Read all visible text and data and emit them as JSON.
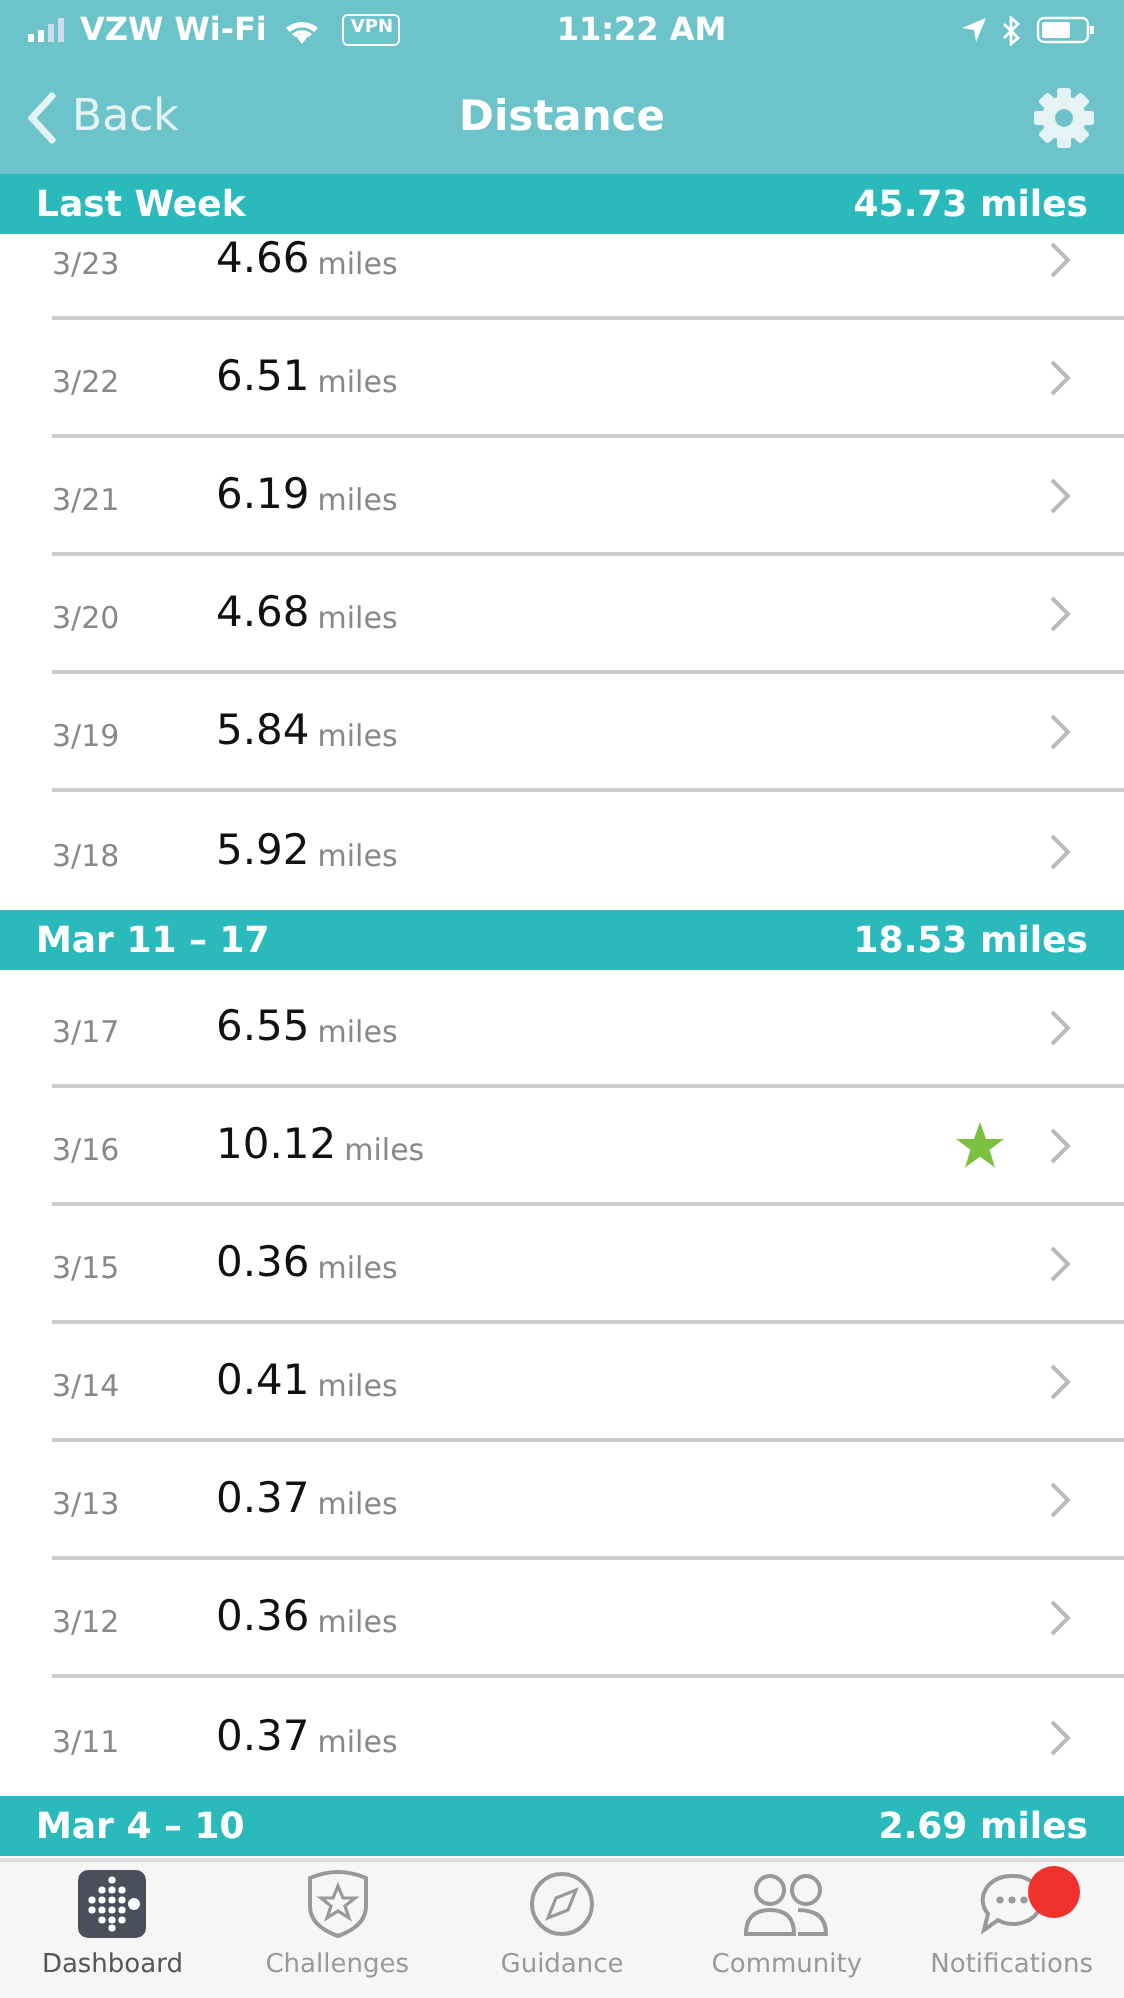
{
  "status_bar": {
    "carrier": "VZW Wi-Fi",
    "vpn": "VPN",
    "time": "11:22 AM"
  },
  "nav": {
    "back": "Back",
    "title": "Distance"
  },
  "sections": [
    {
      "title": "Last Week",
      "total": "45.73 miles",
      "rows": [
        {
          "date": "3/23",
          "value": "4.66",
          "unit": "miles",
          "starred": false
        },
        {
          "date": "3/22",
          "value": "6.51",
          "unit": "miles",
          "starred": false
        },
        {
          "date": "3/21",
          "value": "6.19",
          "unit": "miles",
          "starred": false
        },
        {
          "date": "3/20",
          "value": "4.68",
          "unit": "miles",
          "starred": false
        },
        {
          "date": "3/19",
          "value": "5.84",
          "unit": "miles",
          "starred": false
        },
        {
          "date": "3/18",
          "value": "5.92",
          "unit": "miles",
          "starred": false
        }
      ]
    },
    {
      "title": "Mar 11 – 17",
      "total": "18.53 miles",
      "rows": [
        {
          "date": "3/17",
          "value": "6.55",
          "unit": "miles",
          "starred": false
        },
        {
          "date": "3/16",
          "value": "10.12",
          "unit": "miles",
          "starred": true
        },
        {
          "date": "3/15",
          "value": "0.36",
          "unit": "miles",
          "starred": false
        },
        {
          "date": "3/14",
          "value": "0.41",
          "unit": "miles",
          "starred": false
        },
        {
          "date": "3/13",
          "value": "0.37",
          "unit": "miles",
          "starred": false
        },
        {
          "date": "3/12",
          "value": "0.36",
          "unit": "miles",
          "starred": false
        },
        {
          "date": "3/11",
          "value": "0.37",
          "unit": "miles",
          "starred": false
        }
      ]
    },
    {
      "title": "Mar 4 – 10",
      "total": "2.69 miles"
    }
  ],
  "tab_bar": [
    {
      "label": "Dashboard",
      "kind": "dashboard",
      "selected": true,
      "badge": false
    },
    {
      "label": "Challenges",
      "kind": "challenges",
      "selected": false,
      "badge": false
    },
    {
      "label": "Guidance",
      "kind": "guidance",
      "selected": false,
      "badge": false
    },
    {
      "label": "Community",
      "kind": "community",
      "selected": false,
      "badge": false
    },
    {
      "label": "Notifications",
      "kind": "notifications",
      "selected": false,
      "badge": true
    }
  ]
}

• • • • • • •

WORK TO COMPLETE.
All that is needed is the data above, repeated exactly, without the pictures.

OUTPUT.
Read all visible text and data and emit them as JSON.
{
  "status_bar": {
    "carrier": "VZW Wi-Fi",
    "vpn": "VPN",
    "time": "11:22 AM"
  },
  "nav": {
    "back": "Back",
    "title": "Distance"
  },
  "sections": [
    {
      "title": "Last Week",
      "total": "45.73 miles",
      "rows": [
        {
          "date": "3/23",
          "value": "4.66",
          "unit": "miles",
          "starred": false
        },
        {
          "date": "3/22",
          "value": "6.51",
          "unit": "miles",
          "starred": false
        },
        {
          "date": "3/21",
          "value": "6.19",
          "unit": "miles",
          "starred": false
        },
        {
          "date": "3/20",
          "value": "4.68",
          "unit": "miles",
          "starred": false
        },
        {
          "date": "3/19",
          "value": "5.84",
          "unit": "miles",
          "starred": false
        },
        {
          "date": "3/18",
          "value": "5.92",
          "unit": "miles",
          "starred": false
        }
      ]
    },
    {
      "title": "Mar 11 – 17",
      "total": "18.53 miles",
      "rows": [
        {
          "date": "3/17",
          "value": "6.55",
          "unit": "miles",
          "starred": false
        },
        {
          "date": "3/16",
          "value": "10.12",
          "unit": "miles",
          "starred": true
        },
        {
          "date": "3/15",
          "value": "0.36",
          "unit": "miles",
          "starred": false
        },
        {
          "date": "3/14",
          "value": "0.41",
          "unit": "miles",
          "starred": false
        },
        {
          "date": "3/13",
          "value": "0.37",
          "unit": "miles",
          "starred": false
        },
        {
          "date": "3/12",
          "value": "0.36",
          "unit": "miles",
          "starred": false
        },
        {
          "date": "3/11",
          "value": "0.37",
          "unit": "miles",
          "starred": false
        }
      ]
    },
    {
      "title": "Mar 4 – 10",
      "total": "2.69 miles"
    }
  ],
  "tab_bar": [
    {
      "label": "Dashboard",
      "kind": "dashboard",
      "selected": true,
      "badge": false
    },
    {
      "label": "Challenges",
      "kind": "challenges",
      "selected": false,
      "badge": false
    },
    {
      "label": "Guidance",
      "kind": "guidance",
      "selected": false,
      "badge": false
    },
    {
      "label": "Community",
      "kind": "community",
      "selected": false,
      "badge": false
    },
    {
      "label": "Notifications",
      "kind": "notifications",
      "selected": false,
      "badge": true
    }
  ]
}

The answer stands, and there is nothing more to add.